Unplugged Realities

Ajahn Karuṇadhammo • November 2013

I recently came back from a one-week visit to Tisarana Monastery in Ottawa, Canada to help them celebrate their kaṭhina ceremony. During this time I did a lot of traveling and spent some time in airports. While I was en route I noticed the alarming amount of people who were plugged into to one or another type of mobile device, either a smartphone, tablet, or laptop. It was interesting to observe them as each person seemed to be plugged into their own separate spheres or realities. They weren’t interacting with others around them and seemed quite oblivious to what was happening in their surroundings.

One man I observed was conducting his business before boarding the plane. I watched him as he made several calls and did business over the phone. He would talk, conclude a conversation, and begin another one. It occurred to me how internally caught up he was in this reality of his, this sphere of a world he created. As the announcements for the plane departure began, it seemed that there was this subtle attention off in one corner of his mind and he was able to be in touch with the fact that he was about to board the plane. When it was his turn to board, he rose up but continued to speak on the phone, conducting business up until the very last point that he sat down on the plane and had to put his phone away.

I reflected upon this and thought about how, without cell phones or portable computers, we do much of the same thing here in the monastery. It is so easy to get caught up into our own realities and dwell in these separate spheres, absorbed in what we think is some permanent condition of the mind. We can get fixated upon some idea, mind state, or concern we have and not really see that it is a changing phenomena. It could be something like a health concern or some interaction we have with someone, and we believe this reality is all that exists for us. Our thoughts can revolve around this world to the degree that we are unable to see outside of this closed perspective or view.

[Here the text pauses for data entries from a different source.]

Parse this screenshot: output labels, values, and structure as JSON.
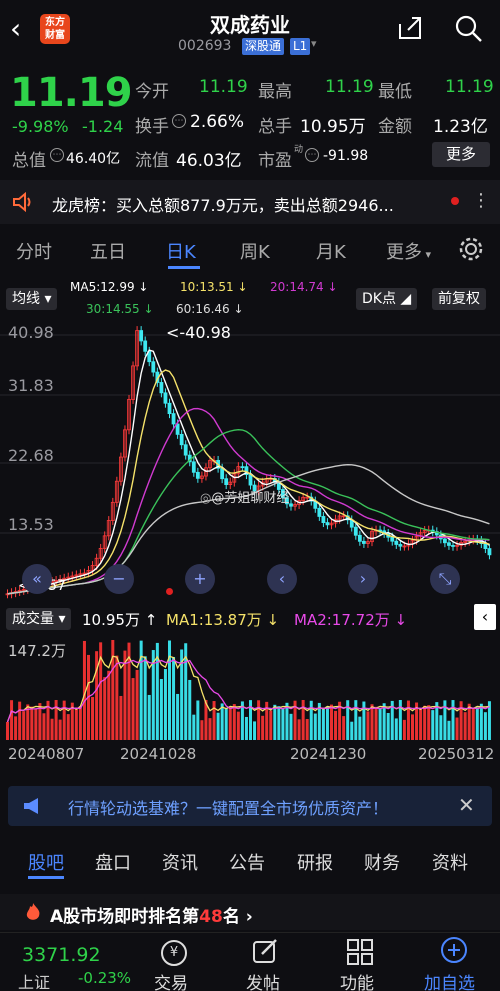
{
  "header": {
    "back_icon": "back-arrow-icon",
    "logo_line1": "东方",
    "logo_line2": "财富",
    "stock_name": "双成药业",
    "stock_code": "002693",
    "badge": "深股通",
    "level": "L1"
  },
  "quote": {
    "price": "11.19",
    "change_pct": "-9.98%",
    "change_val": "-1.24",
    "open_label": "今开",
    "open": "11.19",
    "high_label": "最高",
    "high": "11.19",
    "low_label": "最低",
    "low": "11.19",
    "turnover_label": "换手",
    "turnover": "2.66%",
    "volume_label": "总手",
    "volume": "10.95万",
    "amount_label": "金额",
    "amount": "1.23亿",
    "mktcap_label": "总值",
    "mktcap": "46.40亿",
    "float_label": "流值",
    "float": "46.03亿",
    "pe_label": "市盈",
    "pe_sup": "动",
    "pe": "-91.98",
    "more": "更多"
  },
  "dragon": {
    "text": "龙虎榜：买入总额877.9万元，卖出总额2946..."
  },
  "tabs": [
    "分时",
    "五日",
    "日K",
    "周K",
    "月K",
    "更多"
  ],
  "active_tab": "日K",
  "ma": {
    "btn_left": "均线",
    "ma5": "MA5:12.99 ↓",
    "ma10": "10:13.51 ↓",
    "ma20": "20:14.74 ↓",
    "ma30": "30:14.55 ↓",
    "ma60": "60:16.46 ↓",
    "dk": "DK点",
    "fq": "前复权"
  },
  "chart": {
    "y_labels": [
      "40.98",
      "31.83",
      "22.68",
      "13.53"
    ],
    "max_note": "<-40.98",
    "min_note": "<-4.57",
    "watermark": "@芳姐聊财经"
  },
  "volume": {
    "label": "成交量",
    "vol": "10.95万 ↑",
    "ma1": "MA1:13.87万 ↓",
    "ma2": "MA2:17.72万 ↓",
    "max": "147.2万"
  },
  "dates": [
    "20240807",
    "20241028",
    "20241230",
    "20250312"
  ],
  "banner": {
    "text": "行情轮动选基难？一键配置全市场优质资产！"
  },
  "bottom_tabs": [
    "股吧",
    "盘口",
    "资讯",
    "公告",
    "研报",
    "财务",
    "资料"
  ],
  "rank": {
    "pre": "A股市场即时排名第",
    "num": "48",
    "post": "名 ›"
  },
  "footer": {
    "index": "3371.92",
    "index_name": "上证",
    "index_chg": "-0.23%",
    "items": [
      "交易",
      "发帖",
      "功能",
      "加自选"
    ]
  },
  "colors": {
    "down": "#2fd24a",
    "up": "#ff3b3b",
    "accent": "#4b86ff",
    "ma5": "#ffffff",
    "ma10": "#f5e26a",
    "ma20": "#d03ad0",
    "ma30": "#3ac25a",
    "ma60": "#c8c8c8"
  }
}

Then, without even noticing it, some action outside of us or something someone says, completely distracts us from this world we have become so absorbed in, and we are reborn into this new world without even remembering what we were so obsessed with just moments ago. This new reality becomes the focus of attention in a way that can prevent us from seeing this entire process. It’s as if we are jumping from one world to the next with no fixed point of reference. We can be blown around by our feelings, thoughts, and preoccupations about these insubstantial experiences.

Even right now, as I end this talk, we are all going to get up, begin cleaning dishes, and prepare for the work period. This will be a completely different experience from what we are having right now. If we can be aware of this changing of worlds and not get so caught up with it, then we have the opportunity to see this blinding process and wake up to the understanding that there is something outside of our very fixed perspectives. We can learn to expand the view and have a spaciousness that can encompass our experiences from a much broader context. By doing this, we allow ourselves to see things quite differently, from a less absorbed and less self-focused point of view. When we expand the view like this, we have the opportunity to see how our minds are moving from one reality to the next, creating world after world. We can step back from that process and watch it from a centered but detached point of view. When this occurs, there is the possibility of stopping, ending this cycle of world hopping, and opening ourselves up to the reality of our present experiences.